Combination of Mechanical and Chemical Scarification for Enhanced Seed Germination

Seed scarification is a valuable technique used to overcome seed dormancy and facilitate successful germination. Mechanical and chemical scarification are two commonly employed methods to break through tough seed coats and promote seed germination. However, combining these two approaches can provide even more effective results. In this article, we will explore the benefits, techniques, and considerations associated with the combination of mechanical and chemical scarification.

Understanding Mechanical Scarification

Mechanical scarification involves physically damaging the seed coat to allow water absorption and initiation of germination. Common mechanical scarification methods include abrasion, filing, nicking, or scratching the seed coat. These techniques create small openings or thinning of the seed coat, facilitating water penetration and seed swelling.

Exploring Chemical Scarification

Chemical scarification utilizes chemical agents to soften or break down the hard seed coat. Acid scarification is a prevalent chemical method, involving the use of sulfuric acid or hydrogen peroxide to erode the seed coat’s outer layer. The acid treatment weakens the seed coat, making it more permeable to water and other germination-promoting factors.

Benefits of Combination Scarification

The combination of mechanical and chemical scarification offers several advantages over using either method alone. Here are some key benefits:

Increased effectiveness: By combining mechanical and chemical scarification, the seed coat is subjected to both physical disruption and chemical softening simultaneously, maximizing the chances of successful germination.

Versatility: Some seeds may respond better to mechanical scarification, while others may require chemical scarification. By using a combination approach, a broader range of seeds can be effectively treated, ensuring higher germination rates overall.

Accelerated germination: The combination of mechanical and chemical scarification often promotes faster and more uniform germination compared to using a single method. This is particularly beneficial when time is a critical factor, such as in commercial propagation or ecological restoration projects.

Overcoming seed coat variability: Seed coats can vary in hardness and thickness, even within the same species. The combination of mechanical and chemical scarification accounts for this variability by providing a comprehensive treatment that addresses different levels of seed coat dormancy.

Techniques for Combining Mechanical and Chemical Scarification

The process of combining mechanical and chemical scarification involves a systematic approach to ensure optimal results. Here are some key techniques to consider:

Sequential treatment: Start with mechanical scarification by using appropriate tools like sandpaper, files, or scalpel to create small openings or thin the seed coat. Afterward, proceed with chemical scarification using a suitable acid solution or hydrogen peroxide treatment. The mechanical scarification primes the seed coat for improved penetration of the chemical agent.

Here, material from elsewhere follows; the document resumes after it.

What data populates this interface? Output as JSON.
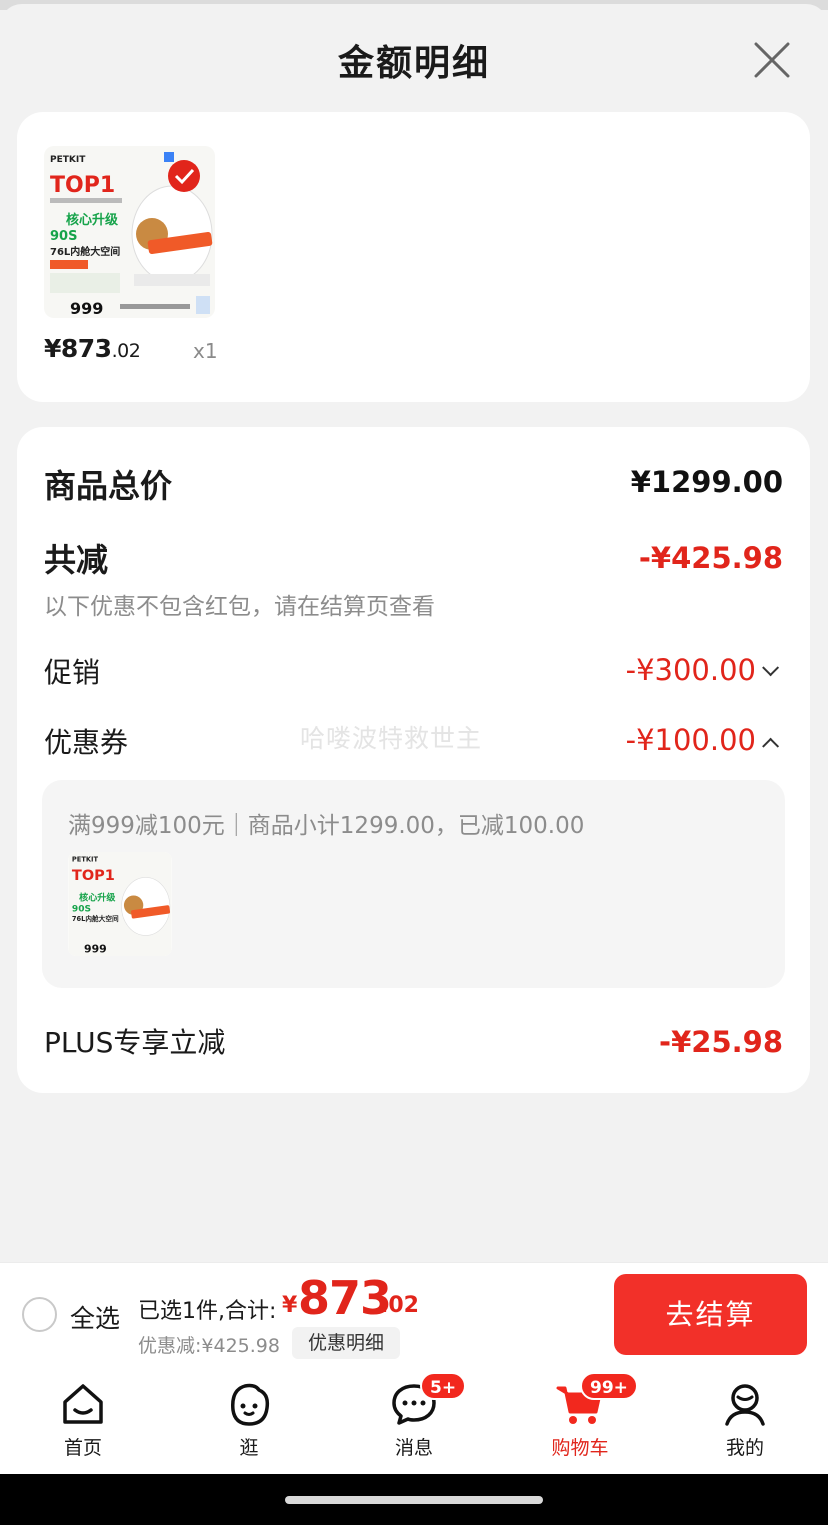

Timing considerations: The duration of mechanical scarification and the subsequent chemical treatment should be determined based on the seed species and its specific germination requirements. It is essential to strike a balance between effective scarification and avoiding damage to the embryo or seed viability.

Safety precautions: When combining mechanical and chemical scarification, it is crucial to follow safety guidelines for both methods. Wear appropriate protective gear such as gloves, goggles, and masks when working with chemicals. Additionally, ensure proper disposal of chemical solutions to minimize environmental impact.

Considerations and Conclusion

While combining mechanical and chemical scarification can be highly effective, it is important to consider some factors before applying this approach:

Seed sensitivity: Some seeds may be more sensitive to chemical scarification, requiring milder concentrations or shorter exposure times. It is advisable to conduct preliminary tests on a small sample of seeds to determine their response to the combined scarification treatment.

Seed viability: Scarification should only be performed on viable seeds. Inspect the seeds for signs of damage, disease, or poor quality before applying scarification techniques.

Species-specific requirements: Different plant species have unique germination needs, and certain seeds may require specialized scarification techniques beyond the combination of mechanical and chemical methods. Research and understand the specific requirements of the seeds you are working with.

In conclusion, the combination of mechanical and chemical scarification provides a powerful strategy for enhancing seed germination. By utilizing the strengths of both methods, this approach increases the effectiveness, versatility, and speed of seed germination. However, careful consideration of seed sensitivity, viability, and species-specific requirements is essential. Incorporating this combined scarification technique into your propagation practices can significantly improve germination success rates and contribute to the successful cultivation of a wide variety of plant species.